The "report" is actually a minor footnote within a long article about the mammals of Nepal that Hodgson submitted to the Asiatic Society of Calcutta, India, and that was printed in an 1832 edition of their journal. No date is given for the event, as it is being mentioned more as an amusing anecdote about the superstitious natives of the country. The footnote is referenced from the short section of the article in which Hodgson discusses the native monkies of Nepal:
"Religion has introduced the Bandar [a native monkey] into the central region, where it seems to flourish, half domesticated, in the neighbourhood of temples, in the populous valley of Nepal proper. My shooters were once alarmed in the Kachár by the apparition of a "wild man," possibly an ourang, but I doubt their accuracy.
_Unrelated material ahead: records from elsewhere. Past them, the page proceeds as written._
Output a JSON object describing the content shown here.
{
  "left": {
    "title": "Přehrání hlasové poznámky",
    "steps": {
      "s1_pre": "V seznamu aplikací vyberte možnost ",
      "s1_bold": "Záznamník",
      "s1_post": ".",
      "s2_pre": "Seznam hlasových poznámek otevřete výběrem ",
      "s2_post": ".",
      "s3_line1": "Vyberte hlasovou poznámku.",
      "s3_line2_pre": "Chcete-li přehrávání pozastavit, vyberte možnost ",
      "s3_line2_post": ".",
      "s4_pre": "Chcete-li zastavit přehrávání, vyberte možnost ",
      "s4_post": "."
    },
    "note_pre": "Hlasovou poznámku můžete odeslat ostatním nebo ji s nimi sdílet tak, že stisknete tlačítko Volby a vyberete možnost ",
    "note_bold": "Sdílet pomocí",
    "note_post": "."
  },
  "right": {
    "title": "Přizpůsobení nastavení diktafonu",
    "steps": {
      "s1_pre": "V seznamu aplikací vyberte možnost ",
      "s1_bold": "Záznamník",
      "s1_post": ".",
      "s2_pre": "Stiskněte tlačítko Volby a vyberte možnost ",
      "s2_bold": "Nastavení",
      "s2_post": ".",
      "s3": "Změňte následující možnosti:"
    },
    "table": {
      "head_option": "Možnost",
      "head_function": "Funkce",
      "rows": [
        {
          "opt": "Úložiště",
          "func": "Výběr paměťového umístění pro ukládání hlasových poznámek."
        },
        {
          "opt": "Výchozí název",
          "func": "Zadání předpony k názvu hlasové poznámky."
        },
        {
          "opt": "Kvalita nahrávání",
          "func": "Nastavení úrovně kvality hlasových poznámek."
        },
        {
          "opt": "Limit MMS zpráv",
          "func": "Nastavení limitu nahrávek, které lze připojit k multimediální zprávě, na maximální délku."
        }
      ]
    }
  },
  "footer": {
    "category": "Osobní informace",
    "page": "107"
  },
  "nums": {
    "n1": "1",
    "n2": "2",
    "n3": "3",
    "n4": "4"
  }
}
They mistook the creature for a càcodemon or rakshas [demons], and fled from it instead of shooting it. It moved, they said, erectly: was covered with long dark hair, and had no tail."
And thus runs the earliest known mention by a foreigner of the native belief of Nepal regarding the hairy wild man.
The Mis-Spelled Name
In 1976, Reader's Digest mis-spelled Hodgson's last name as 'Hodson' in their book, Strange Stories, Amazing Facts... so anyone printing his name as 'Hodson' ultimately got their story from this 1976 book.